### Exercise details
Here the job is to copy the data exactly and to exclude every image from it.

### Material provided
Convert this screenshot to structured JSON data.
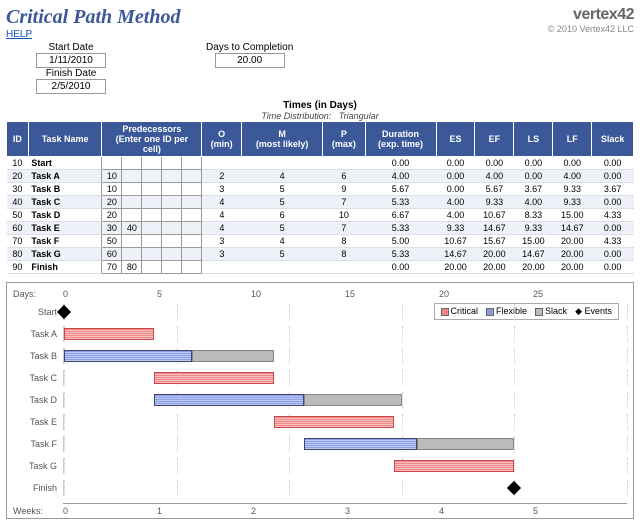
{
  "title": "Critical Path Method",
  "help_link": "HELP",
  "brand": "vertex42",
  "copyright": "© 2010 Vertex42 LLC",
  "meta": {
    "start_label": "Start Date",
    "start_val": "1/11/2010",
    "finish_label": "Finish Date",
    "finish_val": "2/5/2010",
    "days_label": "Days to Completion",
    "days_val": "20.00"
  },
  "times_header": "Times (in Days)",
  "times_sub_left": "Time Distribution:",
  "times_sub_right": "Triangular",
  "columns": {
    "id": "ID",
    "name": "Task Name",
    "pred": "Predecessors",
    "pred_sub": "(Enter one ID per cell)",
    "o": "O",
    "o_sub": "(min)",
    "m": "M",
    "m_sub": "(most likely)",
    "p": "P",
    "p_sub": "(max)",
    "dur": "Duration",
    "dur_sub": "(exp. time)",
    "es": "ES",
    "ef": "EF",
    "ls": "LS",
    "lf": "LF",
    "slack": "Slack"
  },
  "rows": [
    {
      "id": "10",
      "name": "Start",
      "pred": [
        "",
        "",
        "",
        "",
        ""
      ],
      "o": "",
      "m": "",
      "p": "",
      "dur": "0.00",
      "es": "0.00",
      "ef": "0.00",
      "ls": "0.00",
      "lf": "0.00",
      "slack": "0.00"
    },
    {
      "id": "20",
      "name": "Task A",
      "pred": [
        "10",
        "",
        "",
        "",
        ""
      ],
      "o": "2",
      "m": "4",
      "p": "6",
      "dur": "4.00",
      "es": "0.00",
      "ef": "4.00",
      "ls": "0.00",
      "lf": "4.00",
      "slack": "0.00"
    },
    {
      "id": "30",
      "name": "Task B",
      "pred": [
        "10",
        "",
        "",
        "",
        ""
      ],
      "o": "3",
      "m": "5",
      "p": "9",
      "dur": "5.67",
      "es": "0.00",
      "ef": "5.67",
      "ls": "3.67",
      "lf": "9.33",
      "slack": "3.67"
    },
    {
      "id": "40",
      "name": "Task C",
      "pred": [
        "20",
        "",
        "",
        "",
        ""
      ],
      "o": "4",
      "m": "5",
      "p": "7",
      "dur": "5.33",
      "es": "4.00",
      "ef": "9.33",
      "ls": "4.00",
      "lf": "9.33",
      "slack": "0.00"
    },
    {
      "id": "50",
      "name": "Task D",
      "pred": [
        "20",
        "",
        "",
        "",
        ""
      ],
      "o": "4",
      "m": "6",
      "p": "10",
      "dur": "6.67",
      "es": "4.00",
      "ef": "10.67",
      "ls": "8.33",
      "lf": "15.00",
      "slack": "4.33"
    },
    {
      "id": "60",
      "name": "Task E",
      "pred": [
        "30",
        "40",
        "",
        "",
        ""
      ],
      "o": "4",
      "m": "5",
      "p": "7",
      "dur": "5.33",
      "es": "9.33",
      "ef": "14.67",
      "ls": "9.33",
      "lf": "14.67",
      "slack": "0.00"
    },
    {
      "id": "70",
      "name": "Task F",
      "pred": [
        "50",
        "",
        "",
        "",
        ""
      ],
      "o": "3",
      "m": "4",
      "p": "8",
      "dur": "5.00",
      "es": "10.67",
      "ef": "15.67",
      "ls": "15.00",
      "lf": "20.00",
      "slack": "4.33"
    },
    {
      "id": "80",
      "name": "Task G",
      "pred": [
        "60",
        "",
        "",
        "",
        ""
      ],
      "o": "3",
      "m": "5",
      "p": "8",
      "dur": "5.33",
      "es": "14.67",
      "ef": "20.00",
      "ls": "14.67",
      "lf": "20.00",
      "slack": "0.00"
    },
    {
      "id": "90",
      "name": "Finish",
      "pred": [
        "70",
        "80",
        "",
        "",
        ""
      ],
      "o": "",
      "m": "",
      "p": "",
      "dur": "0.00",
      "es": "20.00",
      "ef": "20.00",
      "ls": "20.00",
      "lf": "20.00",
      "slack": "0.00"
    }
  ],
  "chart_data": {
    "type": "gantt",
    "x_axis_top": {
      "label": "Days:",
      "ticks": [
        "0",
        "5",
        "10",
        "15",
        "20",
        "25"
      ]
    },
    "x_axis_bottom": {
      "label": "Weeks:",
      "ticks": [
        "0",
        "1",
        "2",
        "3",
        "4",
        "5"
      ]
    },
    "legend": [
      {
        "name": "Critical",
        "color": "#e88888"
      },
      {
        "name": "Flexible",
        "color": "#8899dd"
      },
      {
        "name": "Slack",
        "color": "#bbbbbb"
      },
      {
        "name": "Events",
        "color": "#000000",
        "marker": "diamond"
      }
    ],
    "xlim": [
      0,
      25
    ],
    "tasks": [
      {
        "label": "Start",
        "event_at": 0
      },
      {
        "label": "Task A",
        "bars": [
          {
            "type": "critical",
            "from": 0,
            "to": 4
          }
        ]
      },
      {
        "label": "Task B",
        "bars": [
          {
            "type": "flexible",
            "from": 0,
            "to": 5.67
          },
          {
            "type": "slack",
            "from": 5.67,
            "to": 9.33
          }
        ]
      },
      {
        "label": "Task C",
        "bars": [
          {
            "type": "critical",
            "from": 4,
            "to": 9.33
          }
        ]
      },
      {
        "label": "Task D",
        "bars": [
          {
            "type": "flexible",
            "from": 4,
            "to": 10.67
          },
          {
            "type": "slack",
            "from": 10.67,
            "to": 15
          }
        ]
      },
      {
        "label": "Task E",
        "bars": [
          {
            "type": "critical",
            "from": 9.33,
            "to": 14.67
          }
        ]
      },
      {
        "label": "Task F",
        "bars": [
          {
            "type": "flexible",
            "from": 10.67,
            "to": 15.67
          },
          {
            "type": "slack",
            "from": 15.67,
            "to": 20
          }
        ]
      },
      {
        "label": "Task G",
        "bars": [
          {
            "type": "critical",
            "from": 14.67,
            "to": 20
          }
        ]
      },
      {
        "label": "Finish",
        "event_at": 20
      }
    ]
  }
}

### Answer space
Convert this screenshot to structured JSON data.
{
  "title": "Critical Path Method",
  "help_link": "HELP",
  "brand": "vertex42",
  "copyright": "© 2010 Vertex42 LLC",
  "meta": {
    "start_label": "Start Date",
    "start_val": "1/11/2010",
    "finish_label": "Finish Date",
    "finish_val": "2/5/2010",
    "days_label": "Days to Completion",
    "days_val": "20.00"
  },
  "times_header": "Times (in Days)",
  "times_sub_left": "Time Distribution:",
  "times_sub_right": "Triangular",
  "columns": {
    "id": "ID",
    "name": "Task Name",
    "pred": "Predecessors",
    "pred_sub": "(Enter one ID per cell)",
    "o": "O",
    "o_sub": "(min)",
    "m": "M",
    "m_sub": "(most likely)",
    "p": "P",
    "p_sub": "(max)",
    "dur": "Duration",
    "dur_sub": "(exp. time)",
    "es": "ES",
    "ef": "EF",
    "ls": "LS",
    "lf": "LF",
    "slack": "Slack"
  },
  "rows": [
    {
      "id": "10",
      "name": "Start",
      "pred": [
        "",
        "",
        "",
        "",
        ""
      ],
      "o": "",
      "m": "",
      "p": "",
      "dur": "0.00",
      "es": "0.00",
      "ef": "0.00",
      "ls": "0.00",
      "lf": "0.00",
      "slack": "0.00"
    },
    {
      "id": "20",
      "name": "Task A",
      "pred": [
        "10",
        "",
        "",
        "",
        ""
      ],
      "o": "2",
      "m": "4",
      "p": "6",
      "dur": "4.00",
      "es": "0.00",
      "ef": "4.00",
      "ls": "0.00",
      "lf": "4.00",
      "slack": "0.00"
    },
    {
      "id": "30",
      "name": "Task B",
      "pred": [
        "10",
        "",
        "",
        "",
        ""
      ],
      "o": "3",
      "m": "5",
      "p": "9",
      "dur": "5.67",
      "es": "0.00",
      "ef": "5.67",
      "ls": "3.67",
      "lf": "9.33",
      "slack": "3.67"
    },
    {
      "id": "40",
      "name": "Task C",
      "pred": [
        "20",
        "",
        "",
        "",
        ""
      ],
      "o": "4",
      "m": "5",
      "p": "7",
      "dur": "5.33",
      "es": "4.00",
      "ef": "9.33",
      "ls": "4.00",
      "lf": "9.33",
      "slack": "0.00"
    },
    {
      "id": "50",
      "name": "Task D",
      "pred": [
        "20",
        "",
        "",
        "",
        ""
      ],
      "o": "4",
      "m": "6",
      "p": "10",
      "dur": "6.67",
      "es": "4.00",
      "ef": "10.67",
      "ls": "8.33",
      "lf": "15.00",
      "slack": "4.33"
    },
    {
      "id": "60",
      "name": "Task E",
      "pred": [
        "30",
        "40",
        "",
        "",
        ""
      ],
      "o": "4",
      "m": "5",
      "p": "7",
      "dur": "5.33",
      "es": "9.33",
      "ef": "14.67",
      "ls": "9.33",
      "lf": "14.67",
      "slack": "0.00"
    },
    {
      "id": "70",
      "name": "Task F",
      "pred": [
        "50",
        "",
        "",
        "",
        ""
      ],
      "o": "3",
      "m": "4",
      "p": "8",
      "dur": "5.00",
      "es": "10.67",
      "ef": "15.67",
      "ls": "15.00",
      "lf": "20.00",
      "slack": "4.33"
    },
    {
      "id": "80",
      "name": "Task G",
      "pred": [
        "60",
        "",
        "",
        "",
        ""
      ],
      "o": "3",
      "m": "5",
      "p": "8",
      "dur": "5.33",
      "es": "14.67",
      "ef": "20.00",
      "ls": "14.67",
      "lf": "20.00",
      "slack": "0.00"
    },
    {
      "id": "90",
      "name": "Finish",
      "pred": [
        "70",
        "80",
        "",
        "",
        ""
      ],
      "o": "",
      "m": "",
      "p": "",
      "dur": "0.00",
      "es": "20.00",
      "ef": "20.00",
      "ls": "20.00",
      "lf": "20.00",
      "slack": "0.00"
    }
  ],
  "chart_data": {
    "type": "gantt",
    "x_axis_top": {
      "label": "Days:",
      "ticks": [
        "0",
        "5",
        "10",
        "15",
        "20",
        "25"
      ]
    },
    "x_axis_bottom": {
      "label": "Weeks:",
      "ticks": [
        "0",
        "1",
        "2",
        "3",
        "4",
        "5"
      ]
    },
    "legend": [
      {
        "name": "Critical",
        "color": "#e88888"
      },
      {
        "name": "Flexible",
        "color": "#8899dd"
      },
      {
        "name": "Slack",
        "color": "#bbbbbb"
      },
      {
        "name": "Events",
        "color": "#000000",
        "marker": "diamond"
      }
    ],
    "xlim": [
      0,
      25
    ],
    "tasks": [
      {
        "label": "Start",
        "event_at": 0
      },
      {
        "label": "Task A",
        "bars": [
          {
            "type": "critical",
            "from": 0,
            "to": 4
          }
        ]
      },
      {
        "label": "Task B",
        "bars": [
          {
            "type": "flexible",
            "from": 0,
            "to": 5.67
          },
          {
            "type": "slack",
            "from": 5.67,
            "to": 9.33
          }
        ]
      },
      {
        "label": "Task C",
        "bars": [
          {
            "type": "critical",
            "from": 4,
            "to": 9.33
          }
        ]
      },
      {
        "label": "Task D",
        "bars": [
          {
            "type": "flexible",
            "from": 4,
            "to": 10.67
          },
          {
            "type": "slack",
            "from": 10.67,
            "to": 15
          }
        ]
      },
      {
        "label": "Task E",
        "bars": [
          {
            "type": "critical",
            "from": 9.33,
            "to": 14.67
          }
        ]
      },
      {
        "label": "Task F",
        "bars": [
          {
            "type": "flexible",
            "from": 10.67,
            "to": 15.67
          },
          {
            "type": "slack",
            "from": 15.67,
            "to": 20
          }
        ]
      },
      {
        "label": "Task G",
        "bars": [
          {
            "type": "critical",
            "from": 14.67,
            "to": 20
          }
        ]
      },
      {
        "label": "Finish",
        "event_at": 20
      }
    ]
  }
}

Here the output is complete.